From:Jan van Steenbergen <ijzeren_jan@...>
Date:Friday, May 24, 2002, 6:16
 --- Raymond Brown wrote:

> Yes, but Esperanto is hardly a 'natural language'. The idea of sticking a > circumflex over a consonant has always seemed weird to me - but that's > probably because I'm only too aware of the origin of the symbol. But what > Zamenhof was doing, as we know, was simply inverting the kaczek use in > Czech, and that symbols was invented for conanants and has remained over > consonants ever since AFAIK.
Maybe because in those days people used to write on a typewriter? I learnt typing on a typewriter with a circonflexe but without a haczek, at least...
> Turkish uses the breve above {g} to denote [G] or, before front vowels [j].
Yeah, and another neat feature of Turkish is that they do exactly the opposite, by removing the dot from "i"!
> The dot is used above consonants: > (a) in traditional Irish to denote soft mutation (normally respelled as > consonant+h in the modern Roman script), i.e. on plosives to denote a > fricative value, and on {s} to denote [h]. > (c) in Maltese, e.g. dotted-c = /tS/; dotted-g = /dZ/ ~ undotted-g = /g/; > dotted-z = /z/ ~ undotted-z = /ts/.

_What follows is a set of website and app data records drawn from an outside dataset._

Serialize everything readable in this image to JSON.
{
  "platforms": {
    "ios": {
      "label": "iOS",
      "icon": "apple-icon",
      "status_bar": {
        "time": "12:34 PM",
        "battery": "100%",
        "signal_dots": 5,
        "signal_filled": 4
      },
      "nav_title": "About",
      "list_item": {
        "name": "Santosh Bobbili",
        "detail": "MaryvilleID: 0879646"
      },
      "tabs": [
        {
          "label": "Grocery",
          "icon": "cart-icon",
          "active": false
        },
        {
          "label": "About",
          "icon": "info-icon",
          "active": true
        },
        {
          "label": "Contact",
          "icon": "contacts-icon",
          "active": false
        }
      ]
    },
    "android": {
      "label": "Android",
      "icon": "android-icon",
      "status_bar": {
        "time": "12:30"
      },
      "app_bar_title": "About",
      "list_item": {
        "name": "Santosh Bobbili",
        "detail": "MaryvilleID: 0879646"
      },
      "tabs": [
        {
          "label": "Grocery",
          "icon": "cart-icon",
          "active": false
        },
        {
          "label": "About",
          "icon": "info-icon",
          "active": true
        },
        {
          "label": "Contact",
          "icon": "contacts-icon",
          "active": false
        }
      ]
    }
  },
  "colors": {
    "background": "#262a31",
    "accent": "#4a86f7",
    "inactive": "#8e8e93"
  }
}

Don't forget Polish z-with-dot [Z]. Jan ===== "You know, I used to think it was awful that life was so unfair. Then I thought, wouldn't it be much worse if life were fair, and all the terrible things that happen to us come because we actually deserve them? So, now I take great comfort in the general hostility and unfairness of the universe." --- J. Michael Straczynski __________________________________________________ Do You Yahoo!? Everything you'll ever need on one web page from News and Sport to Email and Music Charts